Lincoln’s appetite for reading started early, as did his quest for knowledge. Despite having less than a year of formal education, the future president read whatever books he could find, on a variety of subjects, whenever he could. Lincoln’s enthusiasm for self-education is wonderfully evident in these pages from a ciphering book he used in his teenage years to teach himself mathematics. This page contains the oldest known Lincoln autograph, as well as a humorous four-line poem.
Lincoln's Life in Letters Childhood- Letters
Letters from Childhood- Life in Letters Online Exhibit
Document image courtesy of the Abraham Lincoln Presidential Library Foundation
Lincoln's Life in Letters Childhood
Photos and Letters for Childhood portion of Online Exhibit
Exhibit photos from our Museum that bring these letters to life.
Lincoln's Life in Letters Childhood- Museum Photos
Scenes from the Museum that match the LLIL childhood scenes
Almost a year after the Emancipation Proclamation went into effect, Lincoln traveled to Gettysburg, Pennsylvania, to dedicate its new national cemetery. The largest battle ever fought in North America had been waged there from July 1-3, 1863, and Lincoln stood on that same ground on November 19 to give meaning to the bloodshed.
It became his most famous speech and perhaps the most well-known political speech in recorded history. This is one of only five surviving copies in Lincoln’s own hand, acquired by the State of Illinois in 1944 partly through $50,000 raised by schoolchildren donating pennies.
Lincoln's Life in Letters Gettysburg- Letters
Letters for Lincoln's Life in Letters online exhibit- Gettysburg
Lincoln's Life in Letters Gettysburg
Photos for the Lincoln's Life in Letters online exhibit- Gettysburg Address

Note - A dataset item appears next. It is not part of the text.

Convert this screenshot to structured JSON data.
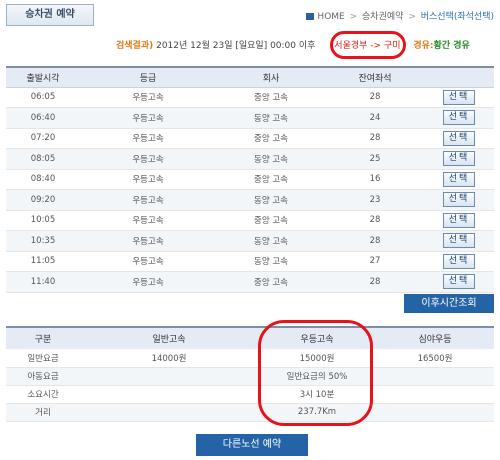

Experiences at our Museum that bring these letters to life.
Lincoln's Life in Letters Gettysburg- Museum Photos
Photos from Museum that match the Gettysburg letters